In 1898, Abbie bought thirteen acres of timber in the northeast part of Fulton for $1400. “ December 6, 1898, George DeBey sold his residence in Fulton to Mrs. John Akker . The consideration was $2,000 cash.”

A directory of Fulton inhabitants in 1905 lists Abbie Akker living on Genesee and Bluff Streets. Also living at the same address were George Kolk (born in Chicago in 1862) and Alice Kolk (nee Boot).

On Saturday morning, Christmas Day 1915 at the age of 83, Abbie died in her home (Genesee and Bluff or 417 15th Avenue). Abbie was at the Christmas dinner table sitting next to 13 year old granddaughter, Sylvia, when she collapsed and died.

Living in that home in Fulton have been five generations of Kolks:
Kevin, Dan, Mike

Fulton Journal: December 11, 1914: Joseph Nauta of Holland, Mich. who represents a large Chicago publishing house was in Fulton a couple of days this week and visited at the homes of his cousins George and John Kolk.

Fulton Journal: December 11, 1914: Mrs. Abeltje Akker, who makes her home with George Kolk, was eighty-two years old last Sunday, and she is in good health and fairly active. Mrs. Akker is one of the oldest residents of our city, having located here over fifty-five years ago. A nice family dinner was given in honor of her birthday.

Fulton Journal: September 14, 1915: Mrs. A. Akker, an old and respected resident of Fulton, is confined to her home by a serious illness.

Friday, March 23, 2007

Wedding at Mitchell's Store

Date: December 6, 2005
Subject: Grocery Store Wedding

Fulton Journal: November 21, 1916

First Marriage Ceremony

The grocery store of A.D. Mitchell & Son for a short time Monday afternoon passed through a sort of a transformation that was not observed to any extent by some of the clerks.

While waiting on a customer, W.H. Mitchell, the head of the firm and who last April was elected justice of the peace, was accosted by a man and woman. The man said that his name was George R. Freeman from Cedar Rapids, and the lady was Miss Effie Machamer of Lincoln, Neb., and that they were provided with a marriage license, which was procured that day in Morrison, and that they desired to be married. Will told them that kind of work was part of his business, and that if the intended bride and bridegroom could produce two witnesses that would identify them he would tie the knot in short order. The witnesses were called and the ceremony performed.

The bride then demanded a marriage certificate, and while this was being made out Officer Farley appeared with a letter from the bride’s mother to stop the marriage, arrest the bridegroom and to send the woman to Cedar Rapids. Squire Mitchell informed the police officer that nothing could be done as the couple had taken the vows prescribed by law and were now legally married. The marriage certificate was then completed and presented to the bride and the couple left for Cedar Rapids.

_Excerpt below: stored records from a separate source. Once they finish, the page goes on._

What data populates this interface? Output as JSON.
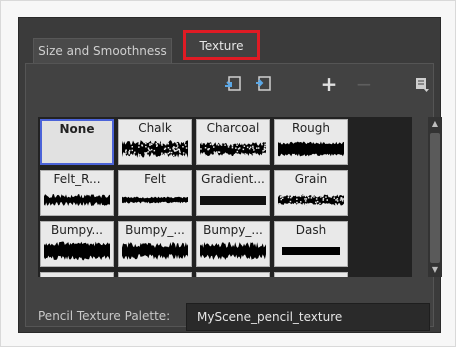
{
  "tabs": [
    {
      "label": "Size and Smoothness"
    },
    {
      "label": "Texture"
    }
  ],
  "toolbar": {
    "import_icon": "import-texture-icon",
    "export_icon": "export-texture-icon",
    "add_label": "+",
    "remove_label": "−",
    "menu_icon": "menu-icon"
  },
  "textures": [
    {
      "name": "None",
      "pattern": "none",
      "selected": true
    },
    {
      "name": "Chalk",
      "pattern": "chalk"
    },
    {
      "name": "Charcoal",
      "pattern": "charcoal"
    },
    {
      "name": "Rough",
      "pattern": "rough"
    },
    {
      "name": "Felt_R...",
      "pattern": "felt-r"
    },
    {
      "name": "Felt",
      "pattern": "felt"
    },
    {
      "name": "Gradient...",
      "pattern": "gradient"
    },
    {
      "name": "Grain",
      "pattern": "grain"
    },
    {
      "name": "Bumpy...",
      "pattern": "bumpy"
    },
    {
      "name": "Bumpy_...",
      "pattern": "bumpy2"
    },
    {
      "name": "Bumpy_...",
      "pattern": "bumpy3"
    },
    {
      "name": "Dash",
      "pattern": "dash"
    }
  ],
  "palette": {
    "label": "Pencil Texture Palette:",
    "value": "MyScene_pencil_texture"
  },
  "colors": {
    "highlight": "#e01b24",
    "selection": "#4b63d8"
  }
}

This was Mr. Mitchell’s first venture in this line of work, and he is now congratulating himself that it was not foiled.

Thursday, March 22, 2007

First Blog

In this blog, we will post information about the history of Fulton, Illinois. This community is located on the Mississippi River at the crossroads of the old Lincoln Highway and the Great River Road. It is a town with a rich history, and we are anxious to reveal it to you.